Over at our store, 19th, we have a good amount of niches that we cover and they all get individual emails every week. This comes out to around fifteen unique emails that are sent out to our current buyers on a weekly basis.
This week was a fun one for me because I have finally done enough split testing to really analyze what does and doesn’t work. I’m not done with my split testing (and never will be), but I’m starting to feel confident with my emails.
If I went into full detail, this could turn into a couple-thousand word case study, so I’ll give you the highlights!
The first thing I learned is that at the base of everything, it doesn’t matter what you write. If the consumer likes your product, they’re going to buy your product. As long as you’re putting effort into the email, you’re on the right track. However, there are some good ways to make it look pretty.
My favorite thing to test (for no particular reason) was whether the color of the product’s URL influenced whether the consumer would click through more. My constant variable was a blue URL. In every split test, one was blue and the other was a different color of my random choosing (i.e. red, purple, yellow, green).
While a couple products had consumers who favored the colored URLs, the majority garnered more clicks from the standard blue URL. There were a couple exceptions that I found interesting.
We have a Jurassic Park shirt in our Graduation collection. It’s a black shirt with a red outline of a dinosaur from the movie. I randomly decided to test a red URL with this product and it received twice as many click-throughs than the blue URL. The color of the URL matched the theme of the shirt.
This happened again with a black and green turtle shirt. The green URL beat out the blue URL. I’m going to test this next week to see if this was just a lucky test or if it actually has any merit.
I tested a list of other things as well, but they all get subjective depending on who your audience is. My main takeaway is that you need to find your audience and cater to them as best as you can. Start to split test and note what they like. If it’s anything like my experience, you should see a gradual shift in content from your first email to your later ones.
UPDATE: I recently took out all of the pictures, buttons, and glamour in my emails. All that’s left is text greeting the consumer and briefly explaining the product as well as a link to the product. There isn’t even a product image. This helps.

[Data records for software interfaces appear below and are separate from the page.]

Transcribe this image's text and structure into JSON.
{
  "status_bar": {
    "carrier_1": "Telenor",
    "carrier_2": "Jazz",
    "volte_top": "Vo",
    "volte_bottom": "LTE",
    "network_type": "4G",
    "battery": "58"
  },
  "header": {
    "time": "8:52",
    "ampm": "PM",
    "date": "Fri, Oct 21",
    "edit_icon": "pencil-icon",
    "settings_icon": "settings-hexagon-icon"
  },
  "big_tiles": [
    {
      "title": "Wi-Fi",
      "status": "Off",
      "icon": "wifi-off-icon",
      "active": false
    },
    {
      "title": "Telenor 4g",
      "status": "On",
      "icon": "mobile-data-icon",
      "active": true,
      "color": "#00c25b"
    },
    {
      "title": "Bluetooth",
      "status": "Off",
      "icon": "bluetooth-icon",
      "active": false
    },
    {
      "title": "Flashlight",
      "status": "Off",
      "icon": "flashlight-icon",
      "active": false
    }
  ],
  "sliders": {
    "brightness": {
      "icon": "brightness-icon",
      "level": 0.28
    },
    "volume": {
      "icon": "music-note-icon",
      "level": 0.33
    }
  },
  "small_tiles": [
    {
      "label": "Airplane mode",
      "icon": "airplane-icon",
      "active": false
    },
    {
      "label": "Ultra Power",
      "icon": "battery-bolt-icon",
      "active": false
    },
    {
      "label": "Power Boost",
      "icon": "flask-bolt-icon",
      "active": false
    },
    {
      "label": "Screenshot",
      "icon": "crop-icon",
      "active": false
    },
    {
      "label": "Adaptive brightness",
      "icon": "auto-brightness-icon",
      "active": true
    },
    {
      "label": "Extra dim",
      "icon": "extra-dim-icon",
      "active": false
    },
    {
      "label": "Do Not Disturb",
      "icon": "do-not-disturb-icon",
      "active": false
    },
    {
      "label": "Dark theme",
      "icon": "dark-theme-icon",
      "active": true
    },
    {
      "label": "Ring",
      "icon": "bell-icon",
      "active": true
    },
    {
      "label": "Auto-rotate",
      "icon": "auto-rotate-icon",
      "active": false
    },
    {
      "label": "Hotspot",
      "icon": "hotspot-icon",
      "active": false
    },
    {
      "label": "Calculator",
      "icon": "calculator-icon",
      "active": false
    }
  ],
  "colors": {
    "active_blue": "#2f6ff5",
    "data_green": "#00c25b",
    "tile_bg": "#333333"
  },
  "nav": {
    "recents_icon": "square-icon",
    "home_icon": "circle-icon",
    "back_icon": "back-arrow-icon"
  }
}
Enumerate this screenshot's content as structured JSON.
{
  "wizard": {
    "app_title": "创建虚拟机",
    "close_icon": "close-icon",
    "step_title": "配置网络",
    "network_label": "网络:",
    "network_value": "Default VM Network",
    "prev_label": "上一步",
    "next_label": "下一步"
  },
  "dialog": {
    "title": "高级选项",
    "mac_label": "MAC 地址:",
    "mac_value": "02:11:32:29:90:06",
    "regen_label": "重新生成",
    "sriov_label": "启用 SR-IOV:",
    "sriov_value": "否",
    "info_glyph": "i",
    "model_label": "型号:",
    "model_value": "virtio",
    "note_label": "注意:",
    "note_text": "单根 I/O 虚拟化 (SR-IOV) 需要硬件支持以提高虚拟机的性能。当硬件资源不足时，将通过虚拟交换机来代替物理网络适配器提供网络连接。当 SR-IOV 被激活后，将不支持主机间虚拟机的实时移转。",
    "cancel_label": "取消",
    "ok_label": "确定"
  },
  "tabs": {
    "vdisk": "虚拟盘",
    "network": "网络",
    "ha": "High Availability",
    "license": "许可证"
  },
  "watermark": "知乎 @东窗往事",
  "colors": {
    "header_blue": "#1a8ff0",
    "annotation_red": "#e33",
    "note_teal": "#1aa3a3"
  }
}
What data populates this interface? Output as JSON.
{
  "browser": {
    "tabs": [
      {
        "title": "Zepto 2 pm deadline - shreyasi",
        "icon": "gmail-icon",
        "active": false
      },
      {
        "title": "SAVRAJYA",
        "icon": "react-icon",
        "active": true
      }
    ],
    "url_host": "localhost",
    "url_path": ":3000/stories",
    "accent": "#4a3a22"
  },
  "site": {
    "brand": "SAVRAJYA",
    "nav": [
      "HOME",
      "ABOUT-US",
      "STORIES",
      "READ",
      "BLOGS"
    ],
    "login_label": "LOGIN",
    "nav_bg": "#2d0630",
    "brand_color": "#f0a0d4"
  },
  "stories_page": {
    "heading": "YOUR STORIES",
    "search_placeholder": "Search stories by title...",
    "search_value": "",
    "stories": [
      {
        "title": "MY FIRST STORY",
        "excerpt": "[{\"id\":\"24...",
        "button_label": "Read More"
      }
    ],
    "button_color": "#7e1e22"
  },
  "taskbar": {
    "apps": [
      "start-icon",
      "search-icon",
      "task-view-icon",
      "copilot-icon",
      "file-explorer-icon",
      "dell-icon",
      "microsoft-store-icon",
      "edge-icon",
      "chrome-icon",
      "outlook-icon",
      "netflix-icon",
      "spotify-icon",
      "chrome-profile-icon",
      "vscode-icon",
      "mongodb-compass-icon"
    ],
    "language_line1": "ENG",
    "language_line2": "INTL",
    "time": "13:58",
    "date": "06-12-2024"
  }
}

I’ve seen a slight boost in the number of opens and a significant increase in the number of link clicks. I was determined to win them over with creativity and learned that I just need to be simple. So it goes.